We should invest more in agriculture to fight poverty
Posted Friday, September 27 2013 at 01:00
Notwithstanding Uganda’s remarkable record of rapid economic growth with stable macroeconomic policies over several years, recent agricultural sector performance indicate that going forward, the country faces major economic challenges that could hamper growth and policy coordination.
Without addressing the underlying weaknesses in the agricultural sector, the sector will continue to drag overall economic growth and efforts to create employment, food security and diversify exports. Moreover, delayed corrective action, will add to serious upward pressure on domestic inflation, further impeding efforts to reduce poverty.
Early in September, the Bank of Uganda (BoU) announced an increase in the Central Bank rate from 11 per cent to 12 per cent, citing a supply shock to agriculture, which had raised food prices. BoU also noted that the supply shock and its response with tighter monetary policy may also impede real growth in 2013/14.
The implications are clear; without urgent means to expand agricultural production on a sustainable basis to meet the rapid domestic and regional food, demand management policies will not be able to contain inflation without exerting significant downward pressure on overall economic growth. We have to strike a balance between supply expanding and demand policies to maintain a sustainable balance of economic management.
On a broader front, the agricultural sector has been a drag on overall GDP growth. The sector grew by 1.4 per cent in 2012/13, showing an improvement over a growth rate of 0.8 per cent in the previous year.
More significantly, over the past five years, overall GDP growth has averaged 5.7 percent while agriculture growth has averaged 1.4 per cent. Solving Uganda’s need for enhanced growth would require agriculture to be the leading sector.
Moreover, low agricultural growth is exacerbated by one of the highest population growth in the world of about 3.2 percent and the rapidly growing regional demand from Uganda’s agricultural production. The neighbouring countries already plan on meeting their food needs from Uganda and have set up policies to this effect. Uganda should welcome this development but redouble efforts to boost agriculture.
Also thanks to the regional and Uganda’s efforts to enhance transport infrastructure, access to Uganda’s produce is rapidly improving but, at the same time, are inadvertently fueling further demand for such agricultural products.
Against a background of relatively sluggish agricultural performance but rapidly growing demand for the sector’s products, the resulting imbalances are having a magnified impact on upswings in prices originating from adverse supply factors such as drought and man-made problems (exacerbated by increasing population pressures) such as soil erosion, deforestation and encroachment on wetlands.
Moreover, the country is facing major crop diseases such as coffee, banana and cassava wilt disease not to mention inadequately developed land policies, which all constrain the performance of the agricultural sector. Significant resources to support well-articulated agricultural programme such as training, provision of extension services, storage, financing, research, and demonstration farms, together with and engaging other stake holders like local universities, donors, and non-government organisations, is necessary.
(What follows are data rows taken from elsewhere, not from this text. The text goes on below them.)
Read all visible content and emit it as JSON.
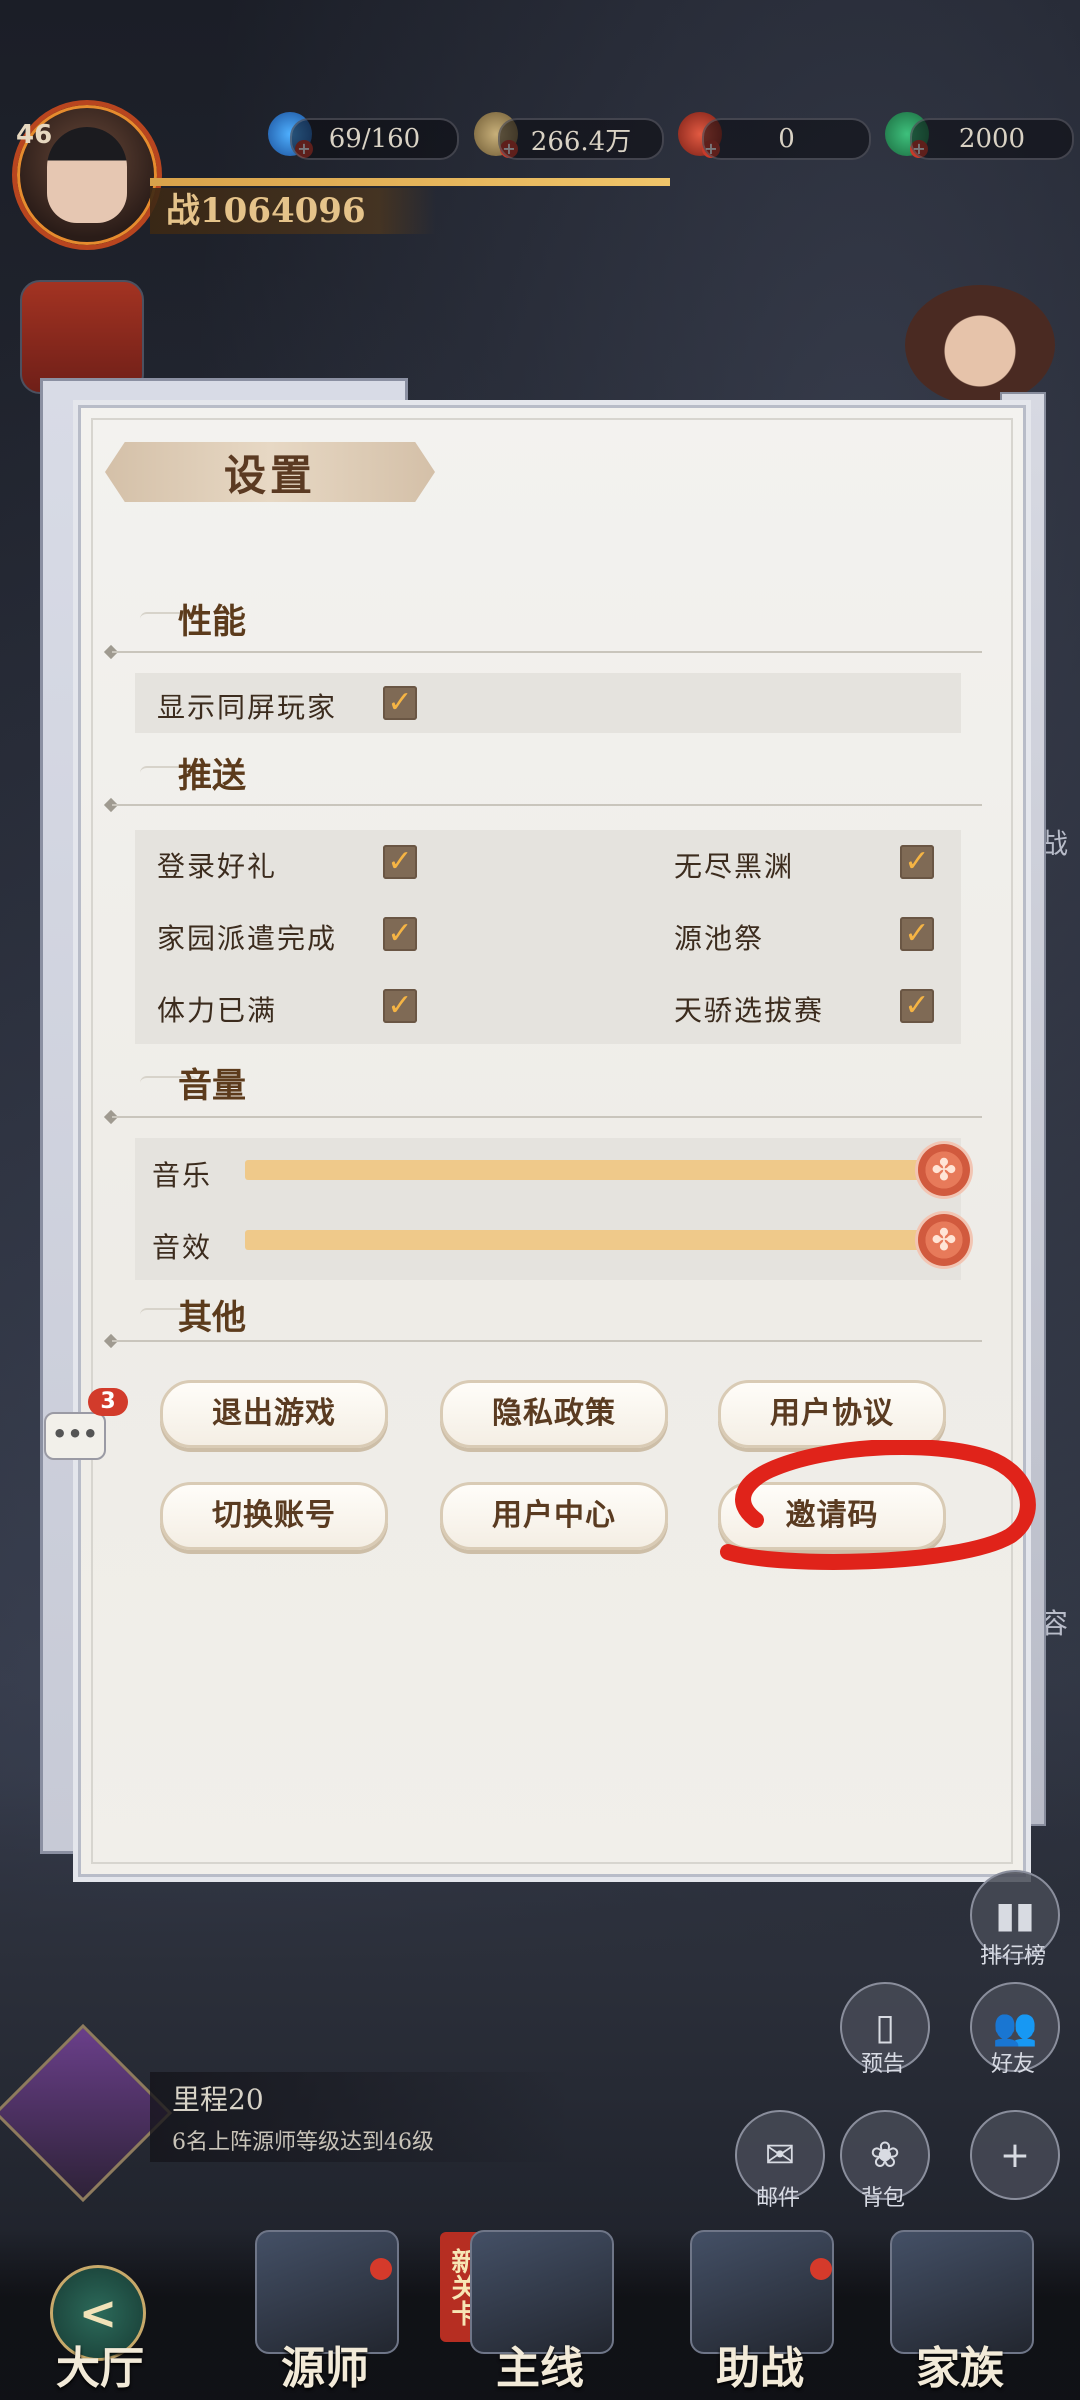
{
  "hud": {
    "level": "46",
    "stamina": "69/160",
    "coins": "266.4万",
    "red_currency": "0",
    "green_currency": "2000",
    "power": "战1064096"
  },
  "settings": {
    "title": "设置",
    "sections": {
      "performance": {
        "title": "性能",
        "show_players_label": "显示同屏玩家",
        "show_players_checked": true
      },
      "push": {
        "title": "推送",
        "items": [
          {
            "label": "登录好礼",
            "checked": true
          },
          {
            "label": "无尽黑渊",
            "checked": true
          },
          {
            "label": "家园派遣完成",
            "checked": true
          },
          {
            "label": "源池祭",
            "checked": true
          },
          {
            "label": "体力已满",
            "checked": true
          },
          {
            "label": "天骄选拔赛",
            "checked": true
          }
        ]
      },
      "volume": {
        "title": "音量",
        "music_label": "音乐",
        "music_level": 1.0,
        "sfx_label": "音效",
        "sfx_level": 1.0
      },
      "other": {
        "title": "其他",
        "buttons": [
          "退出游戏",
          "隐私政策",
          "用户协议",
          "切换账号",
          "用户中心",
          "邀请码"
        ]
      }
    }
  },
  "chat": {
    "badge": "3",
    "icon": "•••"
  },
  "side": {
    "rank_label": "排行榜",
    "preview_label": "预告",
    "friends_label": "好友",
    "mail_label": "邮件",
    "bag_label": "背包",
    "right_text_1": "战",
    "right_text_2": "容"
  },
  "milestone": {
    "title": "里程20",
    "desc": "6名上阵源师等级达到46级"
  },
  "nav": {
    "hall": "大厅",
    "masters": "源师",
    "main": "主线",
    "assist": "助战",
    "family": "家族",
    "new_tag": "新关卡"
  },
  "colors": {
    "annotation": "#e0231a",
    "check": "#f5b444",
    "slider": "#efc98a"
  }
}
Another emerging problem relates to the likely onset of oil production. The inflow of petro-dollars will tend to appreciate the exchange rate, which will make agricultural exports less competitive while the resulting cheaper food imports will discourage domestic food production. To address this so-called “Dutch Disease” will require significant additional investment resources into agriculture - even some well-targeted subsidies - to ensure Uganda’s agriculture maintains a healthy growth to turn the country into a bread basket for the region.
Under this scenario, and to take account of regional demand, it is clear that there is a need to fund agriculture even in excess of the 2003 Maputo Declaration target (10 per cent of budget resources); perhaps, in the range of 15 to 20 per cent.
In summary, going ahead and given the emerging limits to demand management policies, Uganda must redouble its efforts not only in providing more budget/investment resources but in developing further and effectively implementing agriculture reforms and programmes to accelerate the growth rate of the sector.
It is critical that the government “bails in” the private sector, donors and NGOs into this effort. In part, this will require the government to leverage some of its enhanced resource allocation to the sector to bring in other players.
It is only through such efforts that the country can realise its agricultural potential to become truly the regional bread basket and thus ensure that agricultural supply policies can work harmoniously with demand management polices to support balanced macroeconomic management.
Dr Kibuka is the chairman, Standard Chartered Bank Uganda Ltd. firstname.lastname@example.org